Dead Trees and Downy Woodpeckers
I have a thing about dead trees.
As someone who owns five chain saws, two of which I bought myself, the third was a gift from the Grove Park Inn (that’s a story for another time), the fourth was left behind by a renter who skipped out in the middle of the night, and the last came as part of Leigh Ann’s dowry, there was a time when a dead tree didn’t stand a chance in my yard.
Today, however, I down more trees with my printer than I do with any of my five chainsaws.
Some might attribute my hesitancy to pick up my Stihl chainsaw to a friend who a few years ago was cutting a limb above his head when the churning chain, hitting a knot, bounced back directly into his face, but it actually has more to do with a woodpecker.
Eleven years ago, soon after I had moved into my 1970s rancher nestled into the western crest of a wooded knoll seven miles southeast of Asheville, I discovered an ancient, towering pine tree near the north side of my house. It had evaded the swath cut by loggers decades earlier simply because of the steepness of the slope, but had died of old age many years before my arrival. The remaining twisted, sculpted trunk had long since been stripped of all but the largest of its appendage of limbs, yet stood as proud as any statue in Rodin’s garden in Paris.
Unsure what to do with my towering roommate, I called in an arborist who gave me a choice: for $300 he could take it down, or for $300 he could gingerly climb and secure it with two steel cables lashed around its top and stretched to the trunks of a pair of nearby stalwart poplar trees.
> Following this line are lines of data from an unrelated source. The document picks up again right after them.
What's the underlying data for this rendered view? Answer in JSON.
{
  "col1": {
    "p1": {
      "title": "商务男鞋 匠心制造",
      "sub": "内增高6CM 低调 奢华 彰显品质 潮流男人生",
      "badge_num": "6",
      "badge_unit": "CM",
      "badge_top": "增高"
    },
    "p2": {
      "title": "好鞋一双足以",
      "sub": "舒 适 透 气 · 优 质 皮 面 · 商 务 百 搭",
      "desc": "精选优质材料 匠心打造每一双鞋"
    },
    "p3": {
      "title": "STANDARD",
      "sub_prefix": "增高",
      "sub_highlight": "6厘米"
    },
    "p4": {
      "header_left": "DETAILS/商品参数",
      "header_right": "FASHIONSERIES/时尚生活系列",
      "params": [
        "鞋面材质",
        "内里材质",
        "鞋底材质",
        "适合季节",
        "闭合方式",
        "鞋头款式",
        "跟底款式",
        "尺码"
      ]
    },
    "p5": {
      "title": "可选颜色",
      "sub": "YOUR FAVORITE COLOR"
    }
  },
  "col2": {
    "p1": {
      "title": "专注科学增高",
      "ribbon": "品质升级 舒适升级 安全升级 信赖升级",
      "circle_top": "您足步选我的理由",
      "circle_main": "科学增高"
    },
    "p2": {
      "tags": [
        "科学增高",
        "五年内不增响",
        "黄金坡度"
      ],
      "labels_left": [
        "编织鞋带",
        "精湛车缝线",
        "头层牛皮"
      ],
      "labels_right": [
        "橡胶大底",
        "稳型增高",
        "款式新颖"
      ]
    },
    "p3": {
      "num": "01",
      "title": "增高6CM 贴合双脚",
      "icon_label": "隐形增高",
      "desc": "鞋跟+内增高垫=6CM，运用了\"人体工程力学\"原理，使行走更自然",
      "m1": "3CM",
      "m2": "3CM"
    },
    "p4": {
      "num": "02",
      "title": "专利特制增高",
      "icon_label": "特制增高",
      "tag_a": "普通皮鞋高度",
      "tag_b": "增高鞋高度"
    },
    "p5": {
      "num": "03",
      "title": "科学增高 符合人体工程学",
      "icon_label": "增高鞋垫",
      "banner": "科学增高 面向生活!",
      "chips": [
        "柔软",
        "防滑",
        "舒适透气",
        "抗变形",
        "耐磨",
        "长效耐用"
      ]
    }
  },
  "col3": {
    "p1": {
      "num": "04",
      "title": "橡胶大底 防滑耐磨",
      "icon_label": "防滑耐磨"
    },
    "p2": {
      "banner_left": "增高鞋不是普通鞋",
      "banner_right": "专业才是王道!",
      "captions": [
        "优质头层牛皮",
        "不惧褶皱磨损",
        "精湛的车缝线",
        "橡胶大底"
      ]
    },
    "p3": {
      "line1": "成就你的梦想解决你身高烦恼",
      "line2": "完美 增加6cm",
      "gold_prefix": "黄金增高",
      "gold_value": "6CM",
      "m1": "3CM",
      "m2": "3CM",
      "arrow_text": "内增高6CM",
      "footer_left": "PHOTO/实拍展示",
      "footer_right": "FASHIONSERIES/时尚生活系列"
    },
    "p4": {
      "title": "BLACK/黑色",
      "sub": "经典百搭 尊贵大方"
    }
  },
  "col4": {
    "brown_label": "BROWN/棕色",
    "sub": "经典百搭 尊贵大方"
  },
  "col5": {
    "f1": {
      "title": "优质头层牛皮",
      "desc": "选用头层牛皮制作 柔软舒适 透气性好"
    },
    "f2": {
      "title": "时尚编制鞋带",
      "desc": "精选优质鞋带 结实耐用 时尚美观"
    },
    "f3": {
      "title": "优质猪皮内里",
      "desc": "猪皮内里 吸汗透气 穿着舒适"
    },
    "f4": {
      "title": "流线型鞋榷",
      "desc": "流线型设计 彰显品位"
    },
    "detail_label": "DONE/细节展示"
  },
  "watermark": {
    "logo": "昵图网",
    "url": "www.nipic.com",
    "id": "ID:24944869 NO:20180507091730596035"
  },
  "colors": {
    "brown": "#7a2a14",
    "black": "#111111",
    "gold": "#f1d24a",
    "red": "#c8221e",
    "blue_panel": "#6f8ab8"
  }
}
The choice was somewhat complicated by a few other factors, namely a family of raccoons who had made the hollow trunk their home, a pair of squirrels nesting in the top, and a number of woodpeckers who feasted on the colony of ants and insects steadily perforating the once stately trunk.
The decision was actually quite easy, and for another ten years the towering, sculpted pine stood just a few feet from my deck, until not even the twisted steel cables could prevent the trunk from literally disintegrating beneath its own weight. One day I came home to a hole in the sky.
And yesterday I found myself standing not far from where the once proud pine still lay on the forest floor, now nearly covered by a shroud of rhododendron and honeysuckle, and still home to yet another family of raccoons. I was staring skyward at yet another dead tree, this one an oak struck down in the prime of its youth by some nameless malady.
Practicality argued for taking it down before it fell on its own accord, possibly toward our deck, and I was prepared to make that decision. As I stood there, staring upward, judging the depth of the cut of my wedge that would bring it down precisely between two healthy pines a few yards away, a mother woodpecker glided down from the overhead canopy of pine boughs and lit on the peeling bark. As she began flinging pieces of bark to the ground, exposing a line of beetles boring into the oak beneath it, a young fledgling awkwardly fluttered down beside her and eagerly began devouring the tasty beetles. Obvious to me and my pending decision, the mother and daughter enjoyed their Sunday brunch together.
And so it was that at the end of the day the dead oak still stood, and will remain there indefinitely.
Some risks you just have to be willing to take.
Even if just for a downy woodpecker and her daughter.
Until next Monday,
Have a great week!